We used public feedback to rework the proposal, and in May 2015, Mayor Murray announced a final proposal that included new elements to directly reflect what we heard:

  • Funding for the Accessible Mount Baker and Fauntleroy Way Boulevard projects
  • More funding for transit investments
  • Increased investment in new sidewalks

The size of the levy also increased, from $900 million to $930 million over nine years, due in part to growth assumptions (increases in population and property values) and the City’s ability to direct additional estimated revenue to the levy versus the City’s General Fund for all services.

And that brings us back to today. We want to thank everyone for participating and helping to shape the levy. Whether you emailed us with comments or ideas, or maybe you sat in on a coffee hour or community meeting, or stopped to chat at a farmers market – we value your time, and we’re continually looking for creative ways to reach and engage people.

If you have any questions about the Levy to Move Seattle, please contact the Levy outreach lead, Allison Schwartz, at or (206) 386-4654. You can also learn more at

Live from Lake City: Construction Update at Lake City Way and 24th Avenue NE


Crews are busy preparing the subgrade for drainage and sidewalk improvements.

Crews are busy preparing the subgrade for drainage and sidewalk improvements
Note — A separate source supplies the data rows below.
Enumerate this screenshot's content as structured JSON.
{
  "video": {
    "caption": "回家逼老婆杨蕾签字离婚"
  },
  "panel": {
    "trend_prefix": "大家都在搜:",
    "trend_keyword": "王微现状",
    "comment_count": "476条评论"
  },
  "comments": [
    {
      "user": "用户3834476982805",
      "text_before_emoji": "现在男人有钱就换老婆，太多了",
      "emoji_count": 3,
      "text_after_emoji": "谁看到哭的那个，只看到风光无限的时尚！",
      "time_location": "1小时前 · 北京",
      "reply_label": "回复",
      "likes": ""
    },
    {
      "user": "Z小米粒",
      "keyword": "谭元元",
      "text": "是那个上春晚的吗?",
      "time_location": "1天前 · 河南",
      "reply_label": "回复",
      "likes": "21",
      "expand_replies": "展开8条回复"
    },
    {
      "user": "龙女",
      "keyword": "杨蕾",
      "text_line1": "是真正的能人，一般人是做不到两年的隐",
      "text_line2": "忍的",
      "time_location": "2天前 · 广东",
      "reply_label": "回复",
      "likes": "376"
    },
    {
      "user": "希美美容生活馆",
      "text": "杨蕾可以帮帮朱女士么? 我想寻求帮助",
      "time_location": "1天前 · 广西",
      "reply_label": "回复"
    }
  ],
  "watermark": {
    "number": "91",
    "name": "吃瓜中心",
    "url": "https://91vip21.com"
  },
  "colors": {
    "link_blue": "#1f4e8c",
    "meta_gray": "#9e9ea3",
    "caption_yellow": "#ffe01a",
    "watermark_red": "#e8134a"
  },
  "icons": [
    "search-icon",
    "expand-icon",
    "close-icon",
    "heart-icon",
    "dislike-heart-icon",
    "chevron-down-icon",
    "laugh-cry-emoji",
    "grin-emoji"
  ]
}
The city continues their work to transform the intersection of Lake City Way NE and 24th Avenue NE. As noted previously here on the SDOT blog, this project will overhaul this intersection and provide new pavement, sidewalks, curb ramps and traffic signal controls. The changes will improve the safety for all users of these streets. When finished, drivers, pedestrians, and bicyclists will notice the significantly improved sidewalks and transit stop. Construction is expected to be complete in another 30 to 45 days.

Thanks to the outstanding summer weather, our contractor is making quick work. New curb ramps have been constructed on the east side of Lake City Way and excavation for the extensive sidewalks on the west side of the roadway is nearly complete. Over the next few weeks, crews will complete sidewalk construction and prepare foundations for new traffic signal mast arms.

New curb ramps on the east side of Lake City Way.

New curb ramps on the east side of Lake City Way.

This project was identified by the residents and business owners that have guided the Lake City Way Traffic Safety Project. SDOT and our partners will continue to implement priority projects for the next several years along this corridor.


Bike share your way around town!

Bike share can help you get around town faster and easier.

Bike share can help you get around town faster and easier.

If you need to make a quick trips on Seattle streets, consider signing up for bike share, an innovative program allowing users to take short trips easily without owning their own bike.

Pronto Cycle Share provides a fleet of specially designed and durable bikes found in docking stations located throughout Seattle. With this program, you can borrow a bike any time you like. The program is best for short trips – typically less than two miles.

Bikes can be picked up and returned to any station, creating an efficient network with many connection points, departures and arrivals.

One of the many bike share locations around the city-- 2nd & University.

One of the many bike share locations around the city– 2nd & University.

Bike share complements Seattle’s transit and light rail systems. In cities like Seattle, up to 50% of bike share trips are to or from public transit stations. In Seattle, bike share is used by commuters and tourists, for rush hour commuting, work or errand running, or moving among the city’s variety of attractions.

For more information on how to get involved, visit SDOT’S bike share page here.